Ditto the pestollini. But what really interests me, have to say, is a couple of quiche dishes. I know, I know. Real men don’t eat quiche. Remember that book by Bruce Feirstein? Maybe if I called it an egg and bacon pie, not quiche. Whatever. They have a Popeye Spinach one and a Jane Austen. Also $7.50 each.
I go for the Jane Austen. Man, so glad I did. It has bacon, sautéed garlic and onions, eggs (of course), plus cream, and gruyère, swiss, and parmesan cheeses all in a pie-dough crust. And it comes with salad and a slice of bread, for $7.50. I get a coffee ($1.85, and 75 cents for a “same-day” refill), and head for the first free table. Huh. It was donated by Liz Bernal and Suzanne Latour. Little metal plaque in the middle says so. Every table has a different plaque.
Eggplant sandwich: best o’ the pesto
Real men may not eat quiches, but I swear every lumberjack would change his tune if he came here. This slice is thick, squishy inside, crispy edges, a nice balance of pastry and egg-bacon. Salad that comes with it has tomatoes and cucumber. All fresh, even at this time of day. So is the slice of multigrain bread.
“We get this from the Living Room people,” says Norma. “Beat Wick started that place. He is European. Everything he makes is tasty. We have an arrangement to take their hot food.”
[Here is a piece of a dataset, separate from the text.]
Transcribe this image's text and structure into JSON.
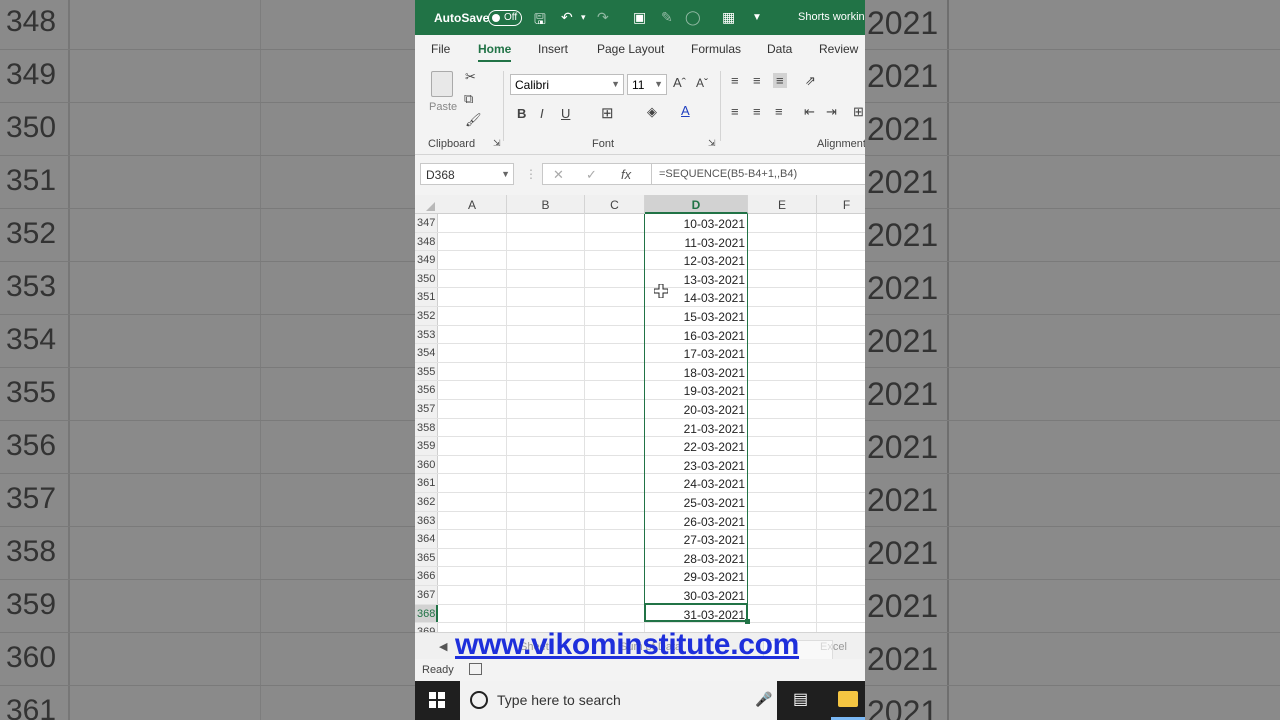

It turns out her family used to run a traditional Chinese restaurant in Bonita. The House of Nine Dragons. “There were nine of us children in the family,” she says. “For over 30 years we ran that. We grew up in it. We finally sold it, and then, well, this came up. My sister, Diana Mar Jip-Chuh, made a bid and won. But we wanted things to be more relaxed for us here, so we made the arrangement with Beat.”
So, yes, that first visit was the charm. But now, few days later, here I am, back for a second take, in the leafy shade of courtyard trees on a sunny afternoon. I came partly because last time Norma sounded so keen on the eggplant sandwich when I was dithering. I love eggplant. I’ve kept thinking about it each time I pass by.
Menu says the sandwich is “breaded eggplant, pesto and cheese with romaine lettuce, tomato, and mayo.” Costs $6.50. And you get a bag of chips.
I like that it’s with pesto, not the usual tomato combo that Italian eggplant dishes come in. And I like that you don’t see much of the florid purple color of their skin. Because eggplant is a fully paid-up member of the deadly nightshade family. Kissing cousin to the potato, tomato, tobacco. And that purple egg-shape looks like just the kind of plant Lucrezia Borgia would use to eliminate her enemies. In Italy, eggplant’s known as “the mad apple.”
But it’s still delicious. (Why “eggplant”? The shape reminded people of goose eggs, back in the day.) When the sandwich comes to today’s table (the “Dr. Robert & Marcia Malkus”), it is two big slabs of sourdough, separated by a slice of eggplant. All you see is that evil purple skin. But open it up and...man. Oh-so green. That’s the combo of the pesto Norma’s spread on the mad apple and a large, crisp leaf of romaine lettuce. It’s a cheesy-squishy combo in there that’s so filling.
But even though real men don’t eat quiche, I think I’d go for that Jane Austen over this sandwich next time. The bacon bite, the crust’s crunch, the eggy squelch. Can’t be beat. For me, quiche is ba-aack!
And so will I be. Meantime, figure I might just go inside for the first time, see if I can find me an actual Jane Austen. I know. Real men don’t read Jane Austen. But I’ve come this far, haven’t I?
Prices: Zucchini nut bread, $1.95; breaded eggplant sandwich (with pesto, cheese, romaine lettuce, bag of chips), $6.50; Ben Franklin’s Turkey Lasagna, $7.50; pestollini (cheese-filled tortellini with pesto), $7.50; Popeye Spinach quiche, $7.50; Jane Austen quiche (bacon, onions, egg, salad, bread), $7.50 each
Hours: Monday–Friday, 9:00 a.m. to 6:00 p.m.; Saturday, Sunday, 12:00 p.m.–6:00 p.m.
Buses: 11, 901, 929
Nearest bus stop: 11th Avenue at K Street
Trolley: Blue Line, Orange Line
Nearest trolley Stop: Park and Market